WORK INSTRUCTIONS
Copy each line below without leaving any out.

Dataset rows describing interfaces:
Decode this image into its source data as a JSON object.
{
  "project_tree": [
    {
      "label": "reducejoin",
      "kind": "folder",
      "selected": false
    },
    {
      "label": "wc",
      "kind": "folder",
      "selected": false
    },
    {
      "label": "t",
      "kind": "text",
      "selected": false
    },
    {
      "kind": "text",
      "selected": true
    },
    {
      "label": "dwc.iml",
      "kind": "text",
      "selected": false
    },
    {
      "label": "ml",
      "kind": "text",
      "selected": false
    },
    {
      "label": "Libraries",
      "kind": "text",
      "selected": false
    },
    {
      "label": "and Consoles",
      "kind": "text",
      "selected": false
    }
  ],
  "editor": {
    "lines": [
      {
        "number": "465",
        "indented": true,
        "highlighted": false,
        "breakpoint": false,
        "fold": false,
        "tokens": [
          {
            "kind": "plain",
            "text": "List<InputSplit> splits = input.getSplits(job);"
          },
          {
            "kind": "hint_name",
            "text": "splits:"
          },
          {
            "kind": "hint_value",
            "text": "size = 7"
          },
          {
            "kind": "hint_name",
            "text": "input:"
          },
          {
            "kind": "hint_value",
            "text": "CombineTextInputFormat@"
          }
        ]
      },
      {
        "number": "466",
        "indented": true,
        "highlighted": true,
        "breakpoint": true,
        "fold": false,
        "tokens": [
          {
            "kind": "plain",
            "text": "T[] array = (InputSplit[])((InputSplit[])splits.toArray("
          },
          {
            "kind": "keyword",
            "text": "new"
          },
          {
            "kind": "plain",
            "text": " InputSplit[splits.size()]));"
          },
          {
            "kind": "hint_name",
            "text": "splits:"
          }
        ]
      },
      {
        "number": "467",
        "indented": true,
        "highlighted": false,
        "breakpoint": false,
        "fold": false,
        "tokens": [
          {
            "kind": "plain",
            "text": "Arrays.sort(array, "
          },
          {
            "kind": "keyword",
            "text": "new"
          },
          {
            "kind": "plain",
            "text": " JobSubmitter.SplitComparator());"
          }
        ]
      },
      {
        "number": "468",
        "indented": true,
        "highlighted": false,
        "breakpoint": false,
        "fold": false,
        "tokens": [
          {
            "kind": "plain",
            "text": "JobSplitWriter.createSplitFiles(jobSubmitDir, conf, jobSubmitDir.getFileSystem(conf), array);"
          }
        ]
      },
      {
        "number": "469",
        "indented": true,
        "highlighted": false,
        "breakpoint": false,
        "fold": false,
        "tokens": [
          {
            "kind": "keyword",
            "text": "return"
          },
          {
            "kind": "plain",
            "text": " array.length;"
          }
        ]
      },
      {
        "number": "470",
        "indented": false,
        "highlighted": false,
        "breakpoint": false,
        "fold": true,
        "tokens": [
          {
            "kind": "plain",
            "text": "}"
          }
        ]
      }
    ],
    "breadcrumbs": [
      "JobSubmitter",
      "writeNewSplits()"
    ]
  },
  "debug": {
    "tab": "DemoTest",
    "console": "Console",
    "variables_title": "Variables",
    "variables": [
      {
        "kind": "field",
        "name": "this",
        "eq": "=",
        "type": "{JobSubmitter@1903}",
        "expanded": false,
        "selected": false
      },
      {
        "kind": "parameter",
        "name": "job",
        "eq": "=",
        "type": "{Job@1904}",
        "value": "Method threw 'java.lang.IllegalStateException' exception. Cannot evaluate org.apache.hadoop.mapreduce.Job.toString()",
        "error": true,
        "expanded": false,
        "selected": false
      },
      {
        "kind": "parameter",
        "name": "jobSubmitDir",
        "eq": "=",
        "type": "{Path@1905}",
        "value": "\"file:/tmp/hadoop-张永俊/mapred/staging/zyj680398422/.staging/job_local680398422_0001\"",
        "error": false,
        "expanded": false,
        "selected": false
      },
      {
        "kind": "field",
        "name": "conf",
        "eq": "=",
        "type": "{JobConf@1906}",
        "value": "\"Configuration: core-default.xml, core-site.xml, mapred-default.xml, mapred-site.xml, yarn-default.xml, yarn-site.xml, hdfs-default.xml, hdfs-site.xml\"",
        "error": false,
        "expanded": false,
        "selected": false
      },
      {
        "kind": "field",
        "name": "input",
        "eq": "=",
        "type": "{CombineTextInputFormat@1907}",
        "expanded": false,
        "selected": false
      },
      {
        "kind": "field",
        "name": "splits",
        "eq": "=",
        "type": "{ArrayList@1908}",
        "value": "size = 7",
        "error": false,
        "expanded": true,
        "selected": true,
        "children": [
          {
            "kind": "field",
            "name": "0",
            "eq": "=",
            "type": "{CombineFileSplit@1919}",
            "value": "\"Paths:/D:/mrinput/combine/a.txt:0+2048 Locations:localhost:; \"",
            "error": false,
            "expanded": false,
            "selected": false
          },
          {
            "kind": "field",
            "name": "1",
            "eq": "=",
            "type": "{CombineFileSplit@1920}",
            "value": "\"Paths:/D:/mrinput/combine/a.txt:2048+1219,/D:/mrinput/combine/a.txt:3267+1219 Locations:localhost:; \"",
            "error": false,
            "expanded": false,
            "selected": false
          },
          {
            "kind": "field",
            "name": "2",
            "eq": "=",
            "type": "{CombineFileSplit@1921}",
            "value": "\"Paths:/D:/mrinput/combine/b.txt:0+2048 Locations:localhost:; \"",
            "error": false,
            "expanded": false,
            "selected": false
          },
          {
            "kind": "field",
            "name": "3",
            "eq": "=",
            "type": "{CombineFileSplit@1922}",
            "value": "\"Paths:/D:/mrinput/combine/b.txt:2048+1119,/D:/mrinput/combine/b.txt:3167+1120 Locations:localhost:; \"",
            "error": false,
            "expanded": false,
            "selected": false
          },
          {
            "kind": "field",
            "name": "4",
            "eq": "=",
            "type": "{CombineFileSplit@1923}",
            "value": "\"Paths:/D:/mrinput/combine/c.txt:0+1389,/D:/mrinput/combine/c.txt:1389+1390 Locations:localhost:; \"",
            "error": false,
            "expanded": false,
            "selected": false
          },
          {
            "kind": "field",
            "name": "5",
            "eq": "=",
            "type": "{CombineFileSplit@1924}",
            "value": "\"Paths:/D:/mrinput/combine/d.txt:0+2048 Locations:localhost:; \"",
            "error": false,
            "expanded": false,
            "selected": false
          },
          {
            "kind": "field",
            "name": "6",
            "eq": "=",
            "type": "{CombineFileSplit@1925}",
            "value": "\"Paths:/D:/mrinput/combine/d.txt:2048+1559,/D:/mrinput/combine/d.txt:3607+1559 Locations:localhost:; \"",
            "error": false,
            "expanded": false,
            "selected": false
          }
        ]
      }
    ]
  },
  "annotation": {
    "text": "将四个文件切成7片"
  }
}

RESULT FOR THIS TASK
Decode this image into its source data as a JSON object.
{
  "project_tree": [
    {
      "label": "reducejoin",
      "kind": "folder",
      "selected": false
    },
    {
      "label": "wc",
      "kind": "folder",
      "selected": false
    },
    {
      "label": "t",
      "kind": "text",
      "selected": false
    },
    {
      "kind": "text",
      "selected": true
    },
    {
      "label": "dwc.iml",
      "kind": "text",
      "selected": false
    },
    {
      "label": "ml",
      "kind": "text",
      "selected": false
    },
    {
      "label": "Libraries",
      "kind": "text",
      "selected": false
    },
    {
      "label": "and Consoles",
      "kind": "text",
      "selected": false
    }
  ],
  "editor": {
    "lines": [
      {
        "number": "465",
        "indented": true,
        "highlighted": false,
        "breakpoint": false,
        "fold": false,
        "tokens": [
          {
            "kind": "plain",
            "text": "List<InputSplit> splits = input.getSplits(job);"
          },
          {
            "kind": "hint_name",
            "text": "splits:"
          },
          {
            "kind": "hint_value",
            "text": "size = 7"
          },
          {
            "kind": "hint_name",
            "text": "input:"
          },
          {
            "kind": "hint_value",
            "text": "CombineTextInputFormat@"
          }
        ]
      },
      {
        "number": "466",
        "indented": true,
        "highlighted": true,
        "breakpoint": true,
        "fold": false,
        "tokens": [
          {
            "kind": "plain",
            "text": "T[] array = (InputSplit[])((InputSplit[])splits.toArray("
          },
          {
            "kind": "keyword",
            "text": "new"
          },
          {
            "kind": "plain",
            "text": " InputSplit[splits.size()]));"
          },
          {
            "kind": "hint_name",
            "text": "splits:"
          }
        ]
      },
      {
        "number": "467",
        "indented": true,
        "highlighted": false,
        "breakpoint": false,
        "fold": false,
        "tokens": [
          {
            "kind": "plain",
            "text": "Arrays.sort(array, "
          },
          {
            "kind": "keyword",
            "text": "new"
          },
          {
            "kind": "plain",
            "text": " JobSubmitter.SplitComparator());"
          }
        ]
      },
      {
        "number": "468",
        "indented": true,
        "highlighted": false,
        "breakpoint": false,
        "fold": false,
        "tokens": [
          {
            "kind": "plain",
            "text": "JobSplitWriter.createSplitFiles(jobSubmitDir, conf, jobSubmitDir.getFileSystem(conf), array);"
          }
        ]
      },
      {
        "number": "469",
        "indented": true,
        "highlighted": false,
        "breakpoint": false,
        "fold": false,
        "tokens": [
          {
            "kind": "keyword",
            "text": "return"
          },
          {
            "kind": "plain",
            "text": " array.length;"
          }
        ]
      },
      {
        "number": "470",
        "indented": false,
        "highlighted": false,
        "breakpoint": false,
        "fold": true,
        "tokens": [
          {
            "kind": "plain",
            "text": "}"
          }
        ]
      }
    ],
    "breadcrumbs": [
      "JobSubmitter",
      "writeNewSplits()"
    ]
  },
  "debug": {
    "tab": "DemoTest",
    "console": "Console",
    "variables_title": "Variables",
    "variables": [
      {
        "kind": "field",
        "name": "this",
        "eq": "=",
        "type": "{JobSubmitter@1903}",
        "expanded": false,
        "selected": false
      },
      {
        "kind": "parameter",
        "name": "job",
        "eq": "=",
        "type": "{Job@1904}",
        "value": "Method threw 'java.lang.IllegalStateException' exception. Cannot evaluate org.apache.hadoop.mapreduce.Job.toString()",
        "error": true,
        "expanded": false,
        "selected": false
      },
      {
        "kind": "parameter",
        "name": "jobSubmitDir",
        "eq": "=",
        "type": "{Path@1905}",
        "value": "\"file:/tmp/hadoop-张永俊/mapred/staging/zyj680398422/.staging/job_local680398422_0001\"",
        "error": false,
        "expanded": false,
        "selected": false
      },
      {
        "kind": "field",
        "name": "conf",
        "eq": "=",
        "type": "{JobConf@1906}",
        "value": "\"Configuration: core-default.xml, core-site.xml, mapred-default.xml, mapred-site.xml, yarn-default.xml, yarn-site.xml, hdfs-default.xml, hdfs-site.xml\"",
        "error": false,
        "expanded": false,
        "selected": false
      },
      {
        "kind": "field",
        "name": "input",
        "eq": "=",
        "type": "{CombineTextInputFormat@1907}",
        "expanded": false,
        "selected": false
      },
      {
        "kind": "field",
        "name": "splits",
        "eq": "=",
        "type": "{ArrayList@1908}",
        "value": "size = 7",
        "error": false,
        "expanded": true,
        "selected": true,
        "children": [
          {
            "kind": "field",
            "name": "0",
            "eq": "=",
            "type": "{CombineFileSplit@1919}",
            "value": "\"Paths:/D:/mrinput/combine/a.txt:0+2048 Locations:localhost:; \"",
            "error": false,
            "expanded": false,
            "selected": false
          },
          {
            "kind": "field",
            "name": "1",
            "eq": "=",
            "type": "{CombineFileSplit@1920}",
            "value": "\"Paths:/D:/mrinput/combine/a.txt:2048+1219,/D:/mrinput/combine/a.txt:3267+1219 Locations:localhost:; \"",
            "error": false,
            "expanded": false,
            "selected": false
          },
          {
            "kind": "field",
            "name": "2",
            "eq": "=",
            "type": "{CombineFileSplit@1921}",
            "value": "\"Paths:/D:/mrinput/combine/b.txt:0+2048 Locations:localhost:; \"",
            "error": false,
            "expanded": false,
            "selected": false
          },
          {
            "kind": "field",
            "name": "3",
            "eq": "=",
            "type": "{CombineFileSplit@1922}",
            "value": "\"Paths:/D:/mrinput/combine/b.txt:2048+1119,/D:/mrinput/combine/b.txt:3167+1120 Locations:localhost:; \"",
            "error": false,
            "expanded": false,
            "selected": false
          },
          {
            "kind": "field",
            "name": "4",
            "eq": "=",
            "type": "{CombineFileSplit@1923}",
            "value": "\"Paths:/D:/mrinput/combine/c.txt:0+1389,/D:/mrinput/combine/c.txt:1389+1390 Locations:localhost:; \"",
            "error": false,
            "expanded": false,
            "selected": false
          },
          {
            "kind": "field",
            "name": "5",
            "eq": "=",
            "type": "{CombineFileSplit@1924}",
            "value": "\"Paths:/D:/mrinput/combine/d.txt:0+2048 Locations:localhost:; \"",
            "error": false,
            "expanded": false,
            "selected": false
          },
          {
            "kind": "field",
            "name": "6",
            "eq": "=",
            "type": "{CombineFileSplit@1925}",
            "value": "\"Paths:/D:/mrinput/combine/d.txt:2048+1559,/D:/mrinput/combine/d.txt:3607+1559 Locations:localhost:; \"",
            "error": false,
            "expanded": false,
            "selected": false
          }
        ]
      }
    ]
  },
  "annotation": {
    "text": "将四个文件切成7片"
  }
}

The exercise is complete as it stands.